- _Instructions for the task_
For this exercise, output the line containing "Enumerate this screenshot's" and all lines after it to the end of the records, exactly, with no other content.

[Collected data]

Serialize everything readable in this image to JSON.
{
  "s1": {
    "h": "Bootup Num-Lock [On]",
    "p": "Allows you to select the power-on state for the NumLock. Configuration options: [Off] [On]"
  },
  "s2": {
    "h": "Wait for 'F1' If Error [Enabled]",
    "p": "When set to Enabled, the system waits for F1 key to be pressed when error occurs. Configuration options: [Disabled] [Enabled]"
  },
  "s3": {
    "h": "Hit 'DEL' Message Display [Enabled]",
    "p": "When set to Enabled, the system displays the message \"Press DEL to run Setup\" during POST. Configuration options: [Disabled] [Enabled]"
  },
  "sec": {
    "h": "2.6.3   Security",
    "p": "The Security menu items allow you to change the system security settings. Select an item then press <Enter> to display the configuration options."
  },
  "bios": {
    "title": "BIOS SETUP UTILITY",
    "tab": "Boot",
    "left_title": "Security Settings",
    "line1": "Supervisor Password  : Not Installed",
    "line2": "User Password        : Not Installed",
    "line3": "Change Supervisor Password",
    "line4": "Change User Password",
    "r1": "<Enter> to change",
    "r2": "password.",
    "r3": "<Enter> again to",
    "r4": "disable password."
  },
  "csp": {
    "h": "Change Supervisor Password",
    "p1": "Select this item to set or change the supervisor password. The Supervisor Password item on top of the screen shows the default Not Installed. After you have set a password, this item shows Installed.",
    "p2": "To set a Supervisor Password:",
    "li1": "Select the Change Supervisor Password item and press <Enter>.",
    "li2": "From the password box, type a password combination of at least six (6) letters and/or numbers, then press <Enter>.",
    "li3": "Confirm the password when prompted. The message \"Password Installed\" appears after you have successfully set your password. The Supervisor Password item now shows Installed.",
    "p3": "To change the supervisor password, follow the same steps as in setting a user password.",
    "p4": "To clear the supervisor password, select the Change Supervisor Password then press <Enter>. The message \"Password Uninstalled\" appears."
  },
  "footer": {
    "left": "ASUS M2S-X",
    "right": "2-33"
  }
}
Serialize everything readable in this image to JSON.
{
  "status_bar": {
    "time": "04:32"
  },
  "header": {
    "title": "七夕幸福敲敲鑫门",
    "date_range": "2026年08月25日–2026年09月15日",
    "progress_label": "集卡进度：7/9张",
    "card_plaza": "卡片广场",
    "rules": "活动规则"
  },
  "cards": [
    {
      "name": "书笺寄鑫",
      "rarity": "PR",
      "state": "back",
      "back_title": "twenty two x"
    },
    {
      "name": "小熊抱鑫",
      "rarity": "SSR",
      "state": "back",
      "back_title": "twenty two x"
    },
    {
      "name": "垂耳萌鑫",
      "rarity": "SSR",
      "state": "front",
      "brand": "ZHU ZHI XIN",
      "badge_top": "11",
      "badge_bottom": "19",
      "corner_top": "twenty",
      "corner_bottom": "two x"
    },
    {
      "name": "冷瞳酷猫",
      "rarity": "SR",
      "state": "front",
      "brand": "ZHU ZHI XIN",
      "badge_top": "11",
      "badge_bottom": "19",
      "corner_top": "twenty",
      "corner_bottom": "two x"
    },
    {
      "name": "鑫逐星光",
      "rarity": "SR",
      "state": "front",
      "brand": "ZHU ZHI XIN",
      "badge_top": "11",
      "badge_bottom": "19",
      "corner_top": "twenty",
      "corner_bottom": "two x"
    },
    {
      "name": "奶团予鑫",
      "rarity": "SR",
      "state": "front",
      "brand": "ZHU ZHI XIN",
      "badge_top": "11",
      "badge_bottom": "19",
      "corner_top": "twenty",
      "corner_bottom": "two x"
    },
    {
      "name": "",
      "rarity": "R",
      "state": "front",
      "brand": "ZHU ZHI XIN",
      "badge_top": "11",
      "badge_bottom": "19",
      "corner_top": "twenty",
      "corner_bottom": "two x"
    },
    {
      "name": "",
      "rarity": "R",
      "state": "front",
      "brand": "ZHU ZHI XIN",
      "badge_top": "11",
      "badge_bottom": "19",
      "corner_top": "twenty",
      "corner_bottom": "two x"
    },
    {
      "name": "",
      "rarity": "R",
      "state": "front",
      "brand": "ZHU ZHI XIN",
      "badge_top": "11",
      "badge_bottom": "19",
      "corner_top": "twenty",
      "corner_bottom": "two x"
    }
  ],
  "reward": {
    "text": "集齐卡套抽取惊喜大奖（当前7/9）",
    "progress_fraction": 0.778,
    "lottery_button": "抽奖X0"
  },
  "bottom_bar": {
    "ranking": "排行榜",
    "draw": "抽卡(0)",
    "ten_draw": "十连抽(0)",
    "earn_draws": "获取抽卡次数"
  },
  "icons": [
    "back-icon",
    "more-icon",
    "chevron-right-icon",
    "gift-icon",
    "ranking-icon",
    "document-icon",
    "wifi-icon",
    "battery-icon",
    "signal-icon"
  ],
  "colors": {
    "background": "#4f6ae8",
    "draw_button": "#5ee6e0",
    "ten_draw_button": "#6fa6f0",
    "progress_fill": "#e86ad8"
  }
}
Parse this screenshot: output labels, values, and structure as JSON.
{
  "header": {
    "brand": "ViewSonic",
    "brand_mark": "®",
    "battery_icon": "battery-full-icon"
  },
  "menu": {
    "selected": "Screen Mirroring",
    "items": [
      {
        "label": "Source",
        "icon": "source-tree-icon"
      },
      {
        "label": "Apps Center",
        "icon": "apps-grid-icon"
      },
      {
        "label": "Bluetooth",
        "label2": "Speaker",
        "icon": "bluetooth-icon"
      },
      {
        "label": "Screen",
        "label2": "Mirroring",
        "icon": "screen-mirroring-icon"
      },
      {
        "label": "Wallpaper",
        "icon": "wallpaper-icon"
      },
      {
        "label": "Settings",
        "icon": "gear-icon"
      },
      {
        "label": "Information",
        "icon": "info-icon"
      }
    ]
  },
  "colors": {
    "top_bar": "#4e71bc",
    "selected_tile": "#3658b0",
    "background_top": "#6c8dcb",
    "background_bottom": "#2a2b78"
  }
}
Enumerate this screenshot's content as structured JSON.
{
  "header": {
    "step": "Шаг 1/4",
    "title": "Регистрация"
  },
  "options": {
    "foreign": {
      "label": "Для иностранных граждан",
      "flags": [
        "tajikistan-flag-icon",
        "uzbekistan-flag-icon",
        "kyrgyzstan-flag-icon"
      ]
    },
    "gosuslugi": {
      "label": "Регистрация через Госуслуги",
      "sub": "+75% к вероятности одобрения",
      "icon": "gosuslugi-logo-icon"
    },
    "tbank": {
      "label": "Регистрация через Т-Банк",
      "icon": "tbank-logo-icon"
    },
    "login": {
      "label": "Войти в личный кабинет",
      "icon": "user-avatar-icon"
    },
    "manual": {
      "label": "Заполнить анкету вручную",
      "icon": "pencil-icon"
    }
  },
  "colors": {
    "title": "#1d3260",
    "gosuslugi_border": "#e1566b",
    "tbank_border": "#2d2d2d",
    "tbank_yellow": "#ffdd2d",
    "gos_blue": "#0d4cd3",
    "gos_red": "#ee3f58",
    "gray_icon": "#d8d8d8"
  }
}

- _Exercise response_
Enumerate this screenshot's content as structured JSON.
{
  "header": {
    "step": "Шаг 1/4",
    "title": "Регистрация"
  },
  "options": {
    "foreign": {
      "label": "Для иностранных граждан",
      "flags": [
        "tajikistan-flag-icon",
        "uzbekistan-flag-icon",
        "kyrgyzstan-flag-icon"
      ]
    },
    "gosuslugi": {
      "label": "Регистрация через Госуслуги",
      "sub": "+75% к вероятности одобрения",
      "icon": "gosuslugi-logo-icon"
    },
    "tbank": {
      "label": "Регистрация через Т-Банк",
      "icon": "tbank-logo-icon"
    },
    "login": {
      "label": "Войти в личный кабинет",
      "icon": "user-avatar-icon"
    },
    "manual": {
      "label": "Заполнить анкету вручную",
      "icon": "pencil-icon"
    }
  },
  "colors": {
    "title": "#1d3260",
    "gosuslugi_border": "#e1566b",
    "tbank_border": "#2d2d2d",
    "tbank_yellow": "#ffdd2d",
    "gos_blue": "#0d4cd3",
    "gos_red": "#ee3f58",
    "gray_icon": "#d8d8d8"
  }
}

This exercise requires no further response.